L.A. Mayor meets with Clinton on city light plan
Mayor Antonio Villaraigosa, who served as national co-chairman of Hillary Rodham Clinton’s presidential campaign, is scheduled to appear Monday at city hall with former President Clinton to announce a five-year project with the Clinton Climate Initiative to make the city’s street lights more energy efficient.
The mayor’s office said the plan to swap out all of 140,000 of LA’s residential street lights with more energy efficient LED lights would be the largest program of its kind undertaken by a city.

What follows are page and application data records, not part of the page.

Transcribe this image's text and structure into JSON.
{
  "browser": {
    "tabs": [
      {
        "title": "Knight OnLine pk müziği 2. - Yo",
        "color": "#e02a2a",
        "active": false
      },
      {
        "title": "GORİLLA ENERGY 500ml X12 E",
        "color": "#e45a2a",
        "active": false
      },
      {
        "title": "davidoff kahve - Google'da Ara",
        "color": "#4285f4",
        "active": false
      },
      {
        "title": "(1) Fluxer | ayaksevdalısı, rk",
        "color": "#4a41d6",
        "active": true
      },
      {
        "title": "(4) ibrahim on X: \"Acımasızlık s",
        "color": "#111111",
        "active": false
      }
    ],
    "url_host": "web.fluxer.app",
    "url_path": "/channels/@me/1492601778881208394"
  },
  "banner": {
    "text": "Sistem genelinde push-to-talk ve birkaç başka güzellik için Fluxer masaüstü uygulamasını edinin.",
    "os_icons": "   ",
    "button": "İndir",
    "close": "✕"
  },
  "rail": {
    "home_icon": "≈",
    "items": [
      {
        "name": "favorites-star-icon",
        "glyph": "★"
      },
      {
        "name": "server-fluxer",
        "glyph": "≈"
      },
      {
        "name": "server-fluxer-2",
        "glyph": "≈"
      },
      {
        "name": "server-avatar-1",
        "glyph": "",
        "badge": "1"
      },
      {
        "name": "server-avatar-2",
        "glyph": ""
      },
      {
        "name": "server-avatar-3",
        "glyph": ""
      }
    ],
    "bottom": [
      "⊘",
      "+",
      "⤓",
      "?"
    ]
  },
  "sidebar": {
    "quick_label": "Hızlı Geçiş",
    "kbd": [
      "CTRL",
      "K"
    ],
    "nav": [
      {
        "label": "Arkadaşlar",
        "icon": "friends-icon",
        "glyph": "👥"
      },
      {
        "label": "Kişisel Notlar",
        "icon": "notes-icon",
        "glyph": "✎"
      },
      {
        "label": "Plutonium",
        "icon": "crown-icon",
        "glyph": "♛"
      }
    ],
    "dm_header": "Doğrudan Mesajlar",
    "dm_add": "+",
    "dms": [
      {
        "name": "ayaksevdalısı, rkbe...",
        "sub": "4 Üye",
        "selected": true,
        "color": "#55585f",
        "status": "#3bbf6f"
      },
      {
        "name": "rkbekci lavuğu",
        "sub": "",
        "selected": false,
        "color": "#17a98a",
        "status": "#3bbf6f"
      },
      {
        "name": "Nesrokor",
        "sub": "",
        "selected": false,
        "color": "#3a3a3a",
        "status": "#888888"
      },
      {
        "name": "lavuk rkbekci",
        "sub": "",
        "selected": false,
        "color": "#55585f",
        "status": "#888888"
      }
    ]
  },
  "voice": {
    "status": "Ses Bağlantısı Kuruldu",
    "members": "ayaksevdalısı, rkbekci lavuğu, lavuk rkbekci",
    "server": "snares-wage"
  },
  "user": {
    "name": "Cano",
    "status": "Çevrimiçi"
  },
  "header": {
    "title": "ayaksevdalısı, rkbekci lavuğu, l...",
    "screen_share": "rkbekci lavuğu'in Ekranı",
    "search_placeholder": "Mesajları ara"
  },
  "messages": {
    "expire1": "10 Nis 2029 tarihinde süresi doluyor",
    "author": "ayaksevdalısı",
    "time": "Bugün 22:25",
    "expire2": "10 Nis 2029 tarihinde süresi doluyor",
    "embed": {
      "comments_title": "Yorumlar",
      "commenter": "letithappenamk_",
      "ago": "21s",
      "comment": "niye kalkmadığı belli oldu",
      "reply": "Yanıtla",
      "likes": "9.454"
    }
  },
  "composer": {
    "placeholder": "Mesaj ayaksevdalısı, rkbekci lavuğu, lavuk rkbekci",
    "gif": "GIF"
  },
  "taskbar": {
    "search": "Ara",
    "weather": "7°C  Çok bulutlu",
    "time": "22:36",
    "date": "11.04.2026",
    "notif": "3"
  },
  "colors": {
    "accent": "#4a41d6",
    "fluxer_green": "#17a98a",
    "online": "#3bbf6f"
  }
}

While normal street lamps last four to six years, the LED lights can last as long as 10 years — which officials hope could save $48 million over seven years. The switch is also expected to reduce carbon dioxide emissions by 40,500 tons each year, which the mayor’s office said would amount to taking 6,700 cars off the street.
The Clinton Climate Initiative, which falls under the umbrella of the former president’s foundation, was launched in 2006 to work with cities and private companies to reduce greenhouse gas emissions.
In New York, the group recently joined with the housing authority to install 10,000 fluorescent lightbulbs at one of the largest housing developments in the country.
-- Maeve Reston